[[ Supplied information, beginning ]]

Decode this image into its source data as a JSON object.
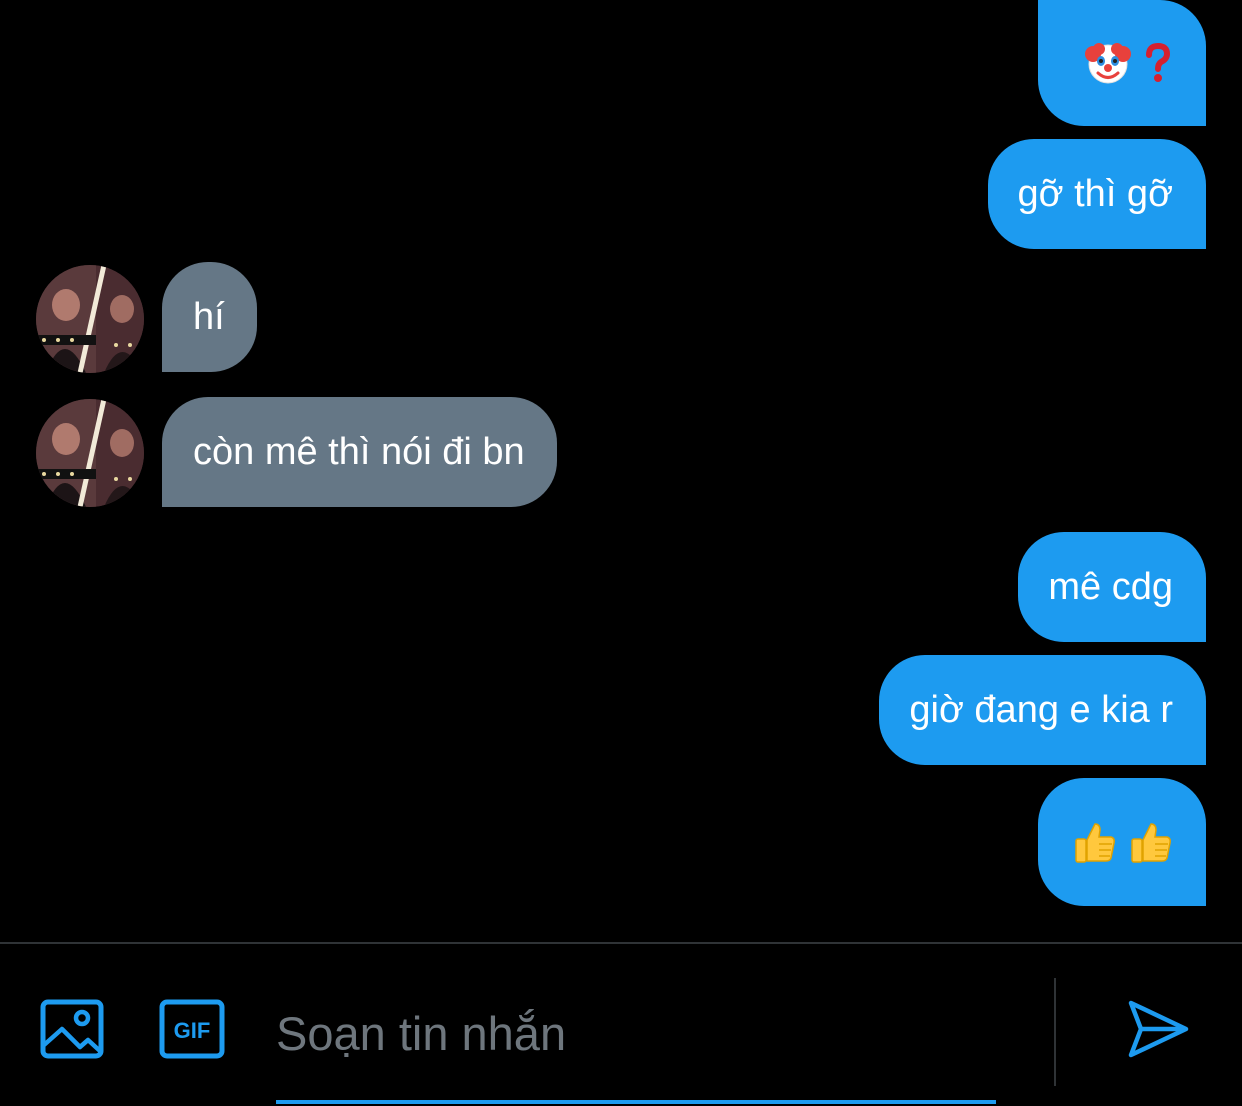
{
  "colors": {
    "background": "#000000",
    "sent_bubble": "#1d9bf0",
    "received_bubble": "#657786",
    "accent": "#1d9bf0",
    "placeholder": "#6e767d",
    "divider": "#2f3336"
  },
  "messages": [
    {
      "direction": "sent",
      "text": "🤡 ❓"
    },
    {
      "direction": "sent",
      "text": "gỡ thì gỡ"
    },
    {
      "direction": "received",
      "text": "hí",
      "avatar_icon": "avatar-photo"
    },
    {
      "direction": "received",
      "text": "còn mê thì nói đi bn",
      "avatar_icon": "avatar-photo"
    },
    {
      "direction": "sent",
      "text": "mê cdg"
    },
    {
      "direction": "sent",
      "text": "giờ đang e kia r"
    },
    {
      "direction": "sent",
      "text": "👍 👍"
    }
  ],
  "composer": {
    "image_icon": "image-icon",
    "gif_icon": "gif-icon",
    "gif_label": "GIF",
    "placeholder": "Soạn tin nhắn",
    "value": "",
    "send_icon": "send-icon"
  }
}
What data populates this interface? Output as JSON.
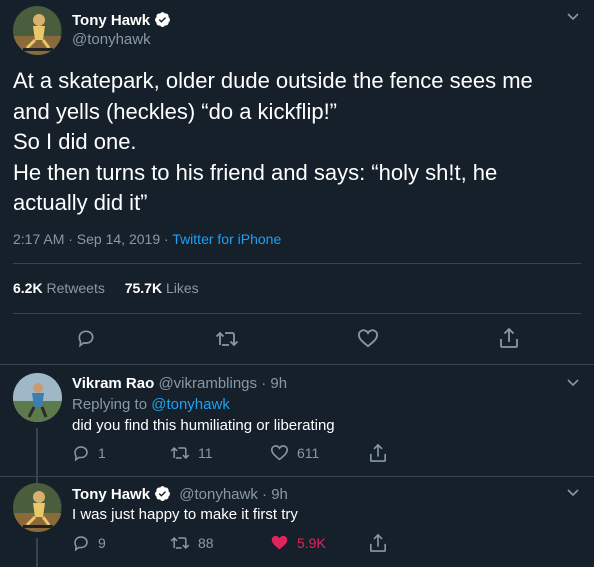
{
  "main_tweet": {
    "author_name": "Tony Hawk",
    "author_handle": "@tonyhawk",
    "text_lines": [
      "At a skatepark, older dude outside the fence sees me",
      "and yells (heckles) “do a kickflip!”",
      "So I did one.",
      "He then turns to his friend and says: “holy sh!t, he",
      "actually did it”"
    ],
    "timestamp": "2:17 AM · Sep 14, 2019 · ",
    "source": "Twitter for iPhone",
    "retweets_count": "6.2K",
    "retweets_label": "Retweets",
    "likes_count": "75.7K",
    "likes_label": "Likes"
  },
  "replies": [
    {
      "author_name": "Vikram Rao",
      "author_handle": "@vikramblings",
      "time": " · 9h",
      "replying_prefix": "Replying to ",
      "replying_to": "@tonyhawk",
      "text": "did you find this humiliating or liberating",
      "reply_count": "1",
      "retweet_count": "11",
      "like_count": "611"
    },
    {
      "author_name": "Tony Hawk",
      "author_handle": "@tonyhawk",
      "time": " · 9h",
      "text": "I was just happy to make it first try",
      "reply_count": "9",
      "retweet_count": "88",
      "like_count": "5.9K"
    }
  ],
  "colors": {
    "background": "#15202b",
    "muted": "#8899a6",
    "link": "#1da1f2",
    "like": "#e0245e",
    "divider": "#38444d"
  },
  "icons": [
    "verified-badge-icon",
    "chevron-down-icon",
    "reply-icon",
    "retweet-icon",
    "like-icon",
    "share-icon"
  ]
}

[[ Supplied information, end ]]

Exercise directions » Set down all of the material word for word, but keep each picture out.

Written reply »
Decode this image into its source data as a JSON object.
{
  "colors": {
    "background": "#000000",
    "sent_bubble": "#1d9bf0",
    "received_bubble": "#657786",
    "accent": "#1d9bf0",
    "placeholder": "#6e767d",
    "divider": "#2f3336"
  },
  "messages": [
    {
      "direction": "sent",
      "text": "🤡 ❓"
    },
    {
      "direction": "sent",
      "text": "gỡ thì gỡ"
    },
    {
      "direction": "received",
      "text": "hí",
      "avatar_icon": "avatar-photo"
    },
    {
      "direction": "received",
      "text": "còn mê thì nói đi bn",
      "avatar_icon": "avatar-photo"
    },
    {
      "direction": "sent",
      "text": "mê cdg"
    },
    {
      "direction": "sent",
      "text": "giờ đang e kia r"
    },
    {
      "direction": "sent",
      "text": "👍 👍"
    }
  ],
  "composer": {
    "image_icon": "image-icon",
    "gif_icon": "gif-icon",
    "gif_label": "GIF",
    "placeholder": "Soạn tin nhắn",
    "value": "",
    "send_icon": "send-icon"
  }
}
What data populates this interface? Output as JSON.
{
  "main_tweet": {
    "author_name": "Tony Hawk",
    "author_handle": "@tonyhawk",
    "text_lines": [
      "At a skatepark, older dude outside the fence sees me",
      "and yells (heckles) “do a kickflip!”",
      "So I did one.",
      "He then turns to his friend and says: “holy sh!t, he",
      "actually did it”"
    ],
    "timestamp": "2:17 AM · Sep 14, 2019 · ",
    "source": "Twitter for iPhone",
    "retweets_count": "6.2K",
    "retweets_label": "Retweets",
    "likes_count": "75.7K",
    "likes_label": "Likes"
  },
  "replies": [
    {
      "author_name": "Vikram Rao",
      "author_handle": "@vikramblings",
      "time": " · 9h",
      "replying_prefix": "Replying to ",
      "replying_to": "@tonyhawk",
      "text": "did you find this humiliating or liberating",
      "reply_count": "1",
      "retweet_count": "11",
      "like_count": "611"
    },
    {
      "author_name": "Tony Hawk",
      "author_handle": "@tonyhawk",
      "time": " · 9h",
      "text": "I was just happy to make it first try",
      "reply_count": "9",
      "retweet_count": "88",
      "like_count": "5.9K"
    }
  ],
  "colors": {
    "background": "#15202b",
    "muted": "#8899a6",
    "link": "#1da1f2",
    "like": "#e0245e",
    "divider": "#38444d"
  },
  "icons": [
    "verified-badge-icon",
    "chevron-down-icon",
    "reply-icon",
    "retweet-icon",
    "like-icon",
    "share-icon"
  ]
}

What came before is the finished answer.